A little girl and her parents sat behind me on a flight from New Orleans to Atlanta. She looked to be about 3 years old.
Her mom was sleeping. I was engrossed in a book, but not so engrossed that I could not hear the conversation between the little girl and her dad. She had all kinds of questions. Her dad answered them as best he could.
He also pointed out whatever he thought might be of interest to his daughter — how the plane was flying high in the air, and what the wings did, and how, if she looked hard, she could see cities and rivers and mountains far below.
She took all this in and had questions of her own such as who were the people living “down there” and did her dad know them? And why did everything look so small and far away? They were the kind of questions little kids ask, questions about things that grownups take for granted. With age, some wisdom does accrue.
There were times she was frightened, like when the jet began to roll a bit with the wind. And her ears apparently hurt and she wanted to know why. She did not cry. Her dad reassured her over and over again that everything was OK, that they would soon be home, and that mommy would soon wake up.
The little girl listened and was satisfied and apparently forgot about the pain in her ears as more questions poured out of her. I put my book away and listened and remembered. I remembered my mom and dad and how they must have spoken to me the same way.
There were many times, I am sure, when I was afraid of the dark when I crawled into my bed. My dad or mom would come into the room and assure me that things were OK, that there were no monsters in the closet or outside my window, sitting on the roof. Then a kiss goodnight, and off to sleep I went.
I did not like it when the car went through tunnels. And I was petrified of visits to the doctor. All these crises and more were softened by words, by hugs, by kisses.
The little girl on the plane had her fears eased by the comfort of her dad. All that he said turned out to be true. Everything on the trip turned out fine and chances are much better than average that they arrived home safe and sound.
As we grow up, things can get frazzled. As much as we may think we are in control of life and its ongoing movement, the winds can tend to shift and we realize how little, if any, power we have to right our wings and get home.
But the kindness and love shown by that father for his little girl brought home to me the need we all have for an assurance that no matter what happens to us in life, we are in the hand of God.

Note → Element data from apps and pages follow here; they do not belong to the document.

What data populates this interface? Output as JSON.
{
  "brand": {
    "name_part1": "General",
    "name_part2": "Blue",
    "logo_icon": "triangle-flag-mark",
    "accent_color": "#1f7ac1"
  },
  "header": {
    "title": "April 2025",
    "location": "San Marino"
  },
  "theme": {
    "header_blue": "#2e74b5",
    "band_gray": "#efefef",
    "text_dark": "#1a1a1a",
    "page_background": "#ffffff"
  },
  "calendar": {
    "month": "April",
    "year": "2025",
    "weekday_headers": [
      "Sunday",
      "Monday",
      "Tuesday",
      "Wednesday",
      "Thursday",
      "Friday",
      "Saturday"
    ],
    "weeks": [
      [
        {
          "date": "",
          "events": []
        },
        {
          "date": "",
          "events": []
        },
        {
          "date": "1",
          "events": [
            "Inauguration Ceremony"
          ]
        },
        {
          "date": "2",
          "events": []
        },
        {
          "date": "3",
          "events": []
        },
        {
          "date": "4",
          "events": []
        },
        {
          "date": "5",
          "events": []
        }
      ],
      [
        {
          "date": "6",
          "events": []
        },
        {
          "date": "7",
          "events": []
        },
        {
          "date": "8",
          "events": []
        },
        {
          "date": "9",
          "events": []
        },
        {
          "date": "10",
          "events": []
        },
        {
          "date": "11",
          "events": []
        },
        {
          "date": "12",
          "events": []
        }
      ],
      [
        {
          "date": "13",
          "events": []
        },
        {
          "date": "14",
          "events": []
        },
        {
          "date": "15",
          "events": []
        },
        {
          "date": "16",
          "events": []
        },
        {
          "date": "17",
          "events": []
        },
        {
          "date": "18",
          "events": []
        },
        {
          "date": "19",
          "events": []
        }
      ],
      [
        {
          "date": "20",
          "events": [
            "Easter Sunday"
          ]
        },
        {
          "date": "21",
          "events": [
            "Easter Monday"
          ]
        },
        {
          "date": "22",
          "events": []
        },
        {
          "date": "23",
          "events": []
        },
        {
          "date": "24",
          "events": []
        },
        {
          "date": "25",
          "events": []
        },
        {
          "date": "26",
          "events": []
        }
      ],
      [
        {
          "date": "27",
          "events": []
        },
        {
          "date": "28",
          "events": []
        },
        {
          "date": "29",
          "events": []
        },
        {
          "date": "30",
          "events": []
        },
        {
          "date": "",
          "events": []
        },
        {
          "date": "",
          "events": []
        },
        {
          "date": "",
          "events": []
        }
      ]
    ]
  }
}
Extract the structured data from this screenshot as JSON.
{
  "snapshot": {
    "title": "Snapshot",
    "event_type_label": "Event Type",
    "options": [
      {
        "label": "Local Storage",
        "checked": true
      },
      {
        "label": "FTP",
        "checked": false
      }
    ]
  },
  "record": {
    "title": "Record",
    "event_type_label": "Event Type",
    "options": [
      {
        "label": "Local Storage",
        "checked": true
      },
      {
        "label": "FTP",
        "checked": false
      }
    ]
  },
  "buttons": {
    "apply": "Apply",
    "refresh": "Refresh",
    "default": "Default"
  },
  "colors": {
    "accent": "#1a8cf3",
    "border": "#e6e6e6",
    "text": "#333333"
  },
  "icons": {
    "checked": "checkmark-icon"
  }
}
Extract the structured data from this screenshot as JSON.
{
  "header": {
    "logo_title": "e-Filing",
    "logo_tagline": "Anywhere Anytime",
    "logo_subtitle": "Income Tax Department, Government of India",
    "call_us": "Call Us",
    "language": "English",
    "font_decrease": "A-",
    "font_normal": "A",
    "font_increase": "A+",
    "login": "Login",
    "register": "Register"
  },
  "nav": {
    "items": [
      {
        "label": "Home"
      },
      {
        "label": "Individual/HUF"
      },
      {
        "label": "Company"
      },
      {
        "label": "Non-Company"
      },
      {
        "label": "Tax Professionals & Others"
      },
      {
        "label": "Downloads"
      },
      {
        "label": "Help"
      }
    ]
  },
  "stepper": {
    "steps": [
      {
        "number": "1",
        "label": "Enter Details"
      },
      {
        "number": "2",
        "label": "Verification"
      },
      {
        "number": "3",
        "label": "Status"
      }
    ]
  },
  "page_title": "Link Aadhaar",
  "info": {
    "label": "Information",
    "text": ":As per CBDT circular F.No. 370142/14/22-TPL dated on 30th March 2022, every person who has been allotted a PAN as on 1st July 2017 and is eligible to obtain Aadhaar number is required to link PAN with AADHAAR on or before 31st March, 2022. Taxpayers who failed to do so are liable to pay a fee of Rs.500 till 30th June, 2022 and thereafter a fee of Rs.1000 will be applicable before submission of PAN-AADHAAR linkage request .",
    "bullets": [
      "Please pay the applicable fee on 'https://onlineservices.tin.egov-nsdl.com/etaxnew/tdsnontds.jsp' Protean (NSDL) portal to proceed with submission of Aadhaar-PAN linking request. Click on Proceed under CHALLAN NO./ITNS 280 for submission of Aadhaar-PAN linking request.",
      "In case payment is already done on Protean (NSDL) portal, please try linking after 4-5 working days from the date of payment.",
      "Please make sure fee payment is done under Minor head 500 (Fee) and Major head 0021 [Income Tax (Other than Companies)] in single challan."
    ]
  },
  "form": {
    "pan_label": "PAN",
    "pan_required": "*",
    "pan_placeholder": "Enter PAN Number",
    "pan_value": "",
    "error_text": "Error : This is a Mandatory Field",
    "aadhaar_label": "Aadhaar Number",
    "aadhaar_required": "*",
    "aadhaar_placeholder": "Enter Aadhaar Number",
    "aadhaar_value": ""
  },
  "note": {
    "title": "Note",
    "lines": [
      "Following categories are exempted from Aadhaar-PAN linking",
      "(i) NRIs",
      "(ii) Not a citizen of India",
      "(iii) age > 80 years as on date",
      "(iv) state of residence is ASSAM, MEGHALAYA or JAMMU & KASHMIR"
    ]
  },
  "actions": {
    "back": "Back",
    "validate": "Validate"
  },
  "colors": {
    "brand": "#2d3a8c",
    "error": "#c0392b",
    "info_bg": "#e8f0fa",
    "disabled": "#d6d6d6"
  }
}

That does not mean that everything will always go according to our plans and designs. Age brings sickness, frailty, loss of all kinds and a rude awakening to the fact that we are dependent upon a providence of which we are not the source. But the source is there. It is always there. I heard it behind me as I rode from New Orleans to Atlanta.
I was in New Orleans for some medical tests and the nurses, doctors and technicians who ran the tests on me assured me that I was doing well, that things were fine, and that there was no need to worry. I thought of them and their kindness when I heard the father speaking to his little girl.
But there will come a time when news that is not so good will make its appearance. There will be voices then, too, assuring me that the ride home has just begun, a ride of faith that stretches on forever. I have heard those voices all my life.
Whether we are aware of it or not, it is the voice of God speaking through us, softly assuring us that He is here with us, and will raise us up when the time comes to switch carriers.
Father James Stephen (Jeff) Behrens, O.C.S.O., serves at the Monastery of the Holy Spirit, 2625 Ga. Highway 212 S.W., Conyers. His email address is firstname.lastname@example.org.